We try and be realistic with the time and money demands for both new students and new mentors. While we have low team fees, to join, the costs to attend events are clearly called out in our Student Handbook, and covered in the team kickoff events we do in the fall. We also require participation in fundraising activity as a entrance gate to going to events. It costs way more than the FRC registration fees to field a reasonable robot and attend 2 events (we are in the ONT District). While we do not require students to attend events, we do attempt to explain why we believe they are an integral part of the program and of high value to the overall experience.
I think First laying out a reasonable budget for a season along with the resources you will likely need (space, equipment, time commitment) will create more realistic expectations for new teams considering the program. Personally I think First has switched to a focus on growth, and potentially lost focus on sustainability.
This post resonated with me, and I was intrigued by the question of:
How good are a collection of reasonable people at predicting the sustainability of rookie teams?
I thought that the judging process for the Rookie All Star Award might be a good approximation of this. Some big caveats:

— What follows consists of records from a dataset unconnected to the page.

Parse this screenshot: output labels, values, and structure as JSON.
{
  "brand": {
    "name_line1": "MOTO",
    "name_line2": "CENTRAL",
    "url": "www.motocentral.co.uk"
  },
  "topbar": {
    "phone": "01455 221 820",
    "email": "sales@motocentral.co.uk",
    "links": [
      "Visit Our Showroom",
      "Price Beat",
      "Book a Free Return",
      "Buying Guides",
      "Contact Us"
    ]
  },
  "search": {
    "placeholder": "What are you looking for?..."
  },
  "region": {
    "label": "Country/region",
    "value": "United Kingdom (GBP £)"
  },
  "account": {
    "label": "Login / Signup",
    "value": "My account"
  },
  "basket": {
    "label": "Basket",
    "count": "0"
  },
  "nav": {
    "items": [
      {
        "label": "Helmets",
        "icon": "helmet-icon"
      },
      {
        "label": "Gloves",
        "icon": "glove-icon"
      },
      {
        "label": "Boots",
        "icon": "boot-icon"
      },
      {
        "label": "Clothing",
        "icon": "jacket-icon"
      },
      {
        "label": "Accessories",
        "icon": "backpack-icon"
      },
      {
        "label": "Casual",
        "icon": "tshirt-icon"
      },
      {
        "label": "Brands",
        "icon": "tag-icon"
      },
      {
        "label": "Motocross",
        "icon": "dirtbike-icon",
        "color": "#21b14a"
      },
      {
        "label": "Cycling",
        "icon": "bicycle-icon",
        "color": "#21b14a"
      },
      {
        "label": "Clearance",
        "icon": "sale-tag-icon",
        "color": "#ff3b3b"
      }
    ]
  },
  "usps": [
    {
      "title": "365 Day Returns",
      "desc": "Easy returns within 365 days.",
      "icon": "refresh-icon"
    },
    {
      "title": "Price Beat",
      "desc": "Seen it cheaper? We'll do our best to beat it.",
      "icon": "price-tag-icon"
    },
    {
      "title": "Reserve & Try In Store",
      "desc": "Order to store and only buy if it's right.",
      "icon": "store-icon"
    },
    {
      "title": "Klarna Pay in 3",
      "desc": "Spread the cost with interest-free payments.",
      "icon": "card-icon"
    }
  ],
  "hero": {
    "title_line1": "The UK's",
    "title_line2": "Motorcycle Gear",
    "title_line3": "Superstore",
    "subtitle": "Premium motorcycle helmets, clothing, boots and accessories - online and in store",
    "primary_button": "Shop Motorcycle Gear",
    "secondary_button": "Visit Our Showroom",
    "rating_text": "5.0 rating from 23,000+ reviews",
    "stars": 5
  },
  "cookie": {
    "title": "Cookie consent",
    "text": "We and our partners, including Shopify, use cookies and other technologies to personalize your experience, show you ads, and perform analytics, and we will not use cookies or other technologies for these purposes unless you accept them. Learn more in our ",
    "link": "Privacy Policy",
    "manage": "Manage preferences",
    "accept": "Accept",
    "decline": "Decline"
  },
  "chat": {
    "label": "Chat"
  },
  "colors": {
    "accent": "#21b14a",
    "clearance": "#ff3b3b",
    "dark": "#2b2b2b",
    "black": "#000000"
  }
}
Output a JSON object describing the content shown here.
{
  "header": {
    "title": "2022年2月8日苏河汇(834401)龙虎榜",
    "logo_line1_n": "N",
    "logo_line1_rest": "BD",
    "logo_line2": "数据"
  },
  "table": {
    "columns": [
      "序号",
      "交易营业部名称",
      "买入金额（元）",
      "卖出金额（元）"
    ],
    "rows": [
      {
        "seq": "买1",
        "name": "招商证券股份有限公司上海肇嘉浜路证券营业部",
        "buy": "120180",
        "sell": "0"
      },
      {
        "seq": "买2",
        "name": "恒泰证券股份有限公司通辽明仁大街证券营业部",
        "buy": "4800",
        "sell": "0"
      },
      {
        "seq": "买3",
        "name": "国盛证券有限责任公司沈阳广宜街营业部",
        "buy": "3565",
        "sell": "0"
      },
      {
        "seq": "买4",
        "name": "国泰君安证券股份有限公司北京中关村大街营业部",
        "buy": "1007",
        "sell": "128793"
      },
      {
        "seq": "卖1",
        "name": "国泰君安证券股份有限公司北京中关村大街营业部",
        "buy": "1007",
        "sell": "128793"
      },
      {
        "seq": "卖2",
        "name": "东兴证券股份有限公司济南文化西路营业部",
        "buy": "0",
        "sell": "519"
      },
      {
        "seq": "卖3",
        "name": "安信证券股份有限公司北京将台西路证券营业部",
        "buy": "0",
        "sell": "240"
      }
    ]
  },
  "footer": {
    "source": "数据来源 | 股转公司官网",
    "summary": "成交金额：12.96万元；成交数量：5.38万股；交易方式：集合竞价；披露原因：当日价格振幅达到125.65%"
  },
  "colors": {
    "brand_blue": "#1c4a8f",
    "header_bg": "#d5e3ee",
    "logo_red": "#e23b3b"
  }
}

Of course the judging for the RAS occurs during the season, well after any screening/application process could serve to select only the most promising potential entrants to the program. So we should account for any growth that occurs from application time to competition time that would make the team more sustainable.
The RAS award description doesn’t actually contain the word “sustainability,” but it certainly talks about rewarding teams with “a young but strong partnership effort” between “school or organization and sponsors.” I feel that the RAS is generally understood to acknowledge teams that the judges feel will be a force for good in their communities for many years to come.
Since @Caleb_Sykes gathered and presented a lot of great data for 2014 rookies, I decided to also look at 2014. There were 83 unique teams identified as Rookie All Stars at the 94 regional and district events in 2014. There were 3 duplicate winners (congratulations again 5012, 4944, and 4930) and 8 events with no winners.
Teams lasting at least x years
All 2014 rookie teams who competed in 2014, based on Caleb’s table above
So if you were to make a random selection of 2014 rookies who actually competed in 2014, 71% would still be around in 5 years. However, of the group of teams selected by the RAS judges, 88% were active 5 years later.
I think this shows fairly well that it’s possible for independent judges to gain some valuable insight as to the long term sustainability of new teams, and use this insight to make a pretty reliable prediction.
I agree with improving resources for rookie teams; however If one believes that there should be an additional budget requirement other than the current registration cost then one is definitely misunderstanding the purpose of FIRST.